What do you do when a patient’s request interferes with your treatment recommendations?
The Patient–Physician Encounter
Before the 1980s, measurement of patient satisfaction was not included in routine quality assurance evaluations, and that was justified by certain patients’ lack of necessary scientific knowledge. In addition, methods to measure patient satisfaction were not available at that time.1
More than 20 years ago, a physician, Aaron Lazare, conceptualized the clinical encounter between physician and patient as a process of negotiation.2 Per Dr. Lazare, “Patients are conceived as appearing with one or more requests. … It’s the clinician’s task to elicit the request, collect the relevant clinical data, and enter into a negotiation that should foster a relationship of mutual influence between patient and clinician.”2

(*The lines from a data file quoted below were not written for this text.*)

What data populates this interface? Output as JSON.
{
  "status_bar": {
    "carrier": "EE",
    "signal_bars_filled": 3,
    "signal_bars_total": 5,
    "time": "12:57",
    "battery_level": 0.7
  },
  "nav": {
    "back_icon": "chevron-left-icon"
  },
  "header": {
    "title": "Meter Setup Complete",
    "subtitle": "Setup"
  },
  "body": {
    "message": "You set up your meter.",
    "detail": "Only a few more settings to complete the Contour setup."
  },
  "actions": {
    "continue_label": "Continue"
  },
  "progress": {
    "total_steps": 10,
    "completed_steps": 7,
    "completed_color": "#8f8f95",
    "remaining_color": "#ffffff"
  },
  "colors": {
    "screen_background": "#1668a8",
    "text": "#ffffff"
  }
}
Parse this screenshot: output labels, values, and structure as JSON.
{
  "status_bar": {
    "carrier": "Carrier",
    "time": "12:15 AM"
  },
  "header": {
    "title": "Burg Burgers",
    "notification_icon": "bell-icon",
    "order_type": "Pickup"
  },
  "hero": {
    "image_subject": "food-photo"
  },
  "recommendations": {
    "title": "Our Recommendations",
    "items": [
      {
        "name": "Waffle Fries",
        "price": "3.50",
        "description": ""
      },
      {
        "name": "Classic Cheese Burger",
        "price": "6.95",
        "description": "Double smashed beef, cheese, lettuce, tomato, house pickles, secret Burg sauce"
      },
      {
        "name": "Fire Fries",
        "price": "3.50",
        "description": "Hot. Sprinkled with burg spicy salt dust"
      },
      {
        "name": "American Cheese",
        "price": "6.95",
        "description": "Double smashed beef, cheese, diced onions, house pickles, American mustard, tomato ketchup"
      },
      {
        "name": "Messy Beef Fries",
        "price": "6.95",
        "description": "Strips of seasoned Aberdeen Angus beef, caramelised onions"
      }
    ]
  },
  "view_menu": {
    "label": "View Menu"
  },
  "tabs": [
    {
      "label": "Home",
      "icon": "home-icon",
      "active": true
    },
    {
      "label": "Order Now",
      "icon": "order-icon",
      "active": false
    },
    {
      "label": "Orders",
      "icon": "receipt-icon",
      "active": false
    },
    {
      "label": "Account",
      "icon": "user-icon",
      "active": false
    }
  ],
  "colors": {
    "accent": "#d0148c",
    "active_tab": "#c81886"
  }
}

In those times, patients viewed physicians as a source of unlimited knowledge and wisdom. Over time, the perception of the clinical encounter as a two-way exchange became more accepted, mostly because of the hypothesis that encouraging patient involvement in healthcare decision making results in better health outcomes.2
In the late 1980s and early 90s, patient satisfaction gained widespread recognition and became an integral part of outcome measures for health services.
Patient Satisfaction Scores
When the concept of patient-centered care emerged, more emphasis was placed on individual patient preferences, needs and values, and ensuring that patient values guide all clinical decisions. It also includes improving health literacy through patient education, coordination and integration of care, all of which are factors in the concept of shared decision making.3,4
Hospitals invest a considerable amount of time, effort and money to improve patient satisfaction scores. The question then becomes, to what extent do patient satisfaction scores reflect the quality of care provided by physicians? The results of studies that investigate this question are conflicting. Some have shown that patient satisfaction scores correlate with the quality of care provided, while others have not.5,6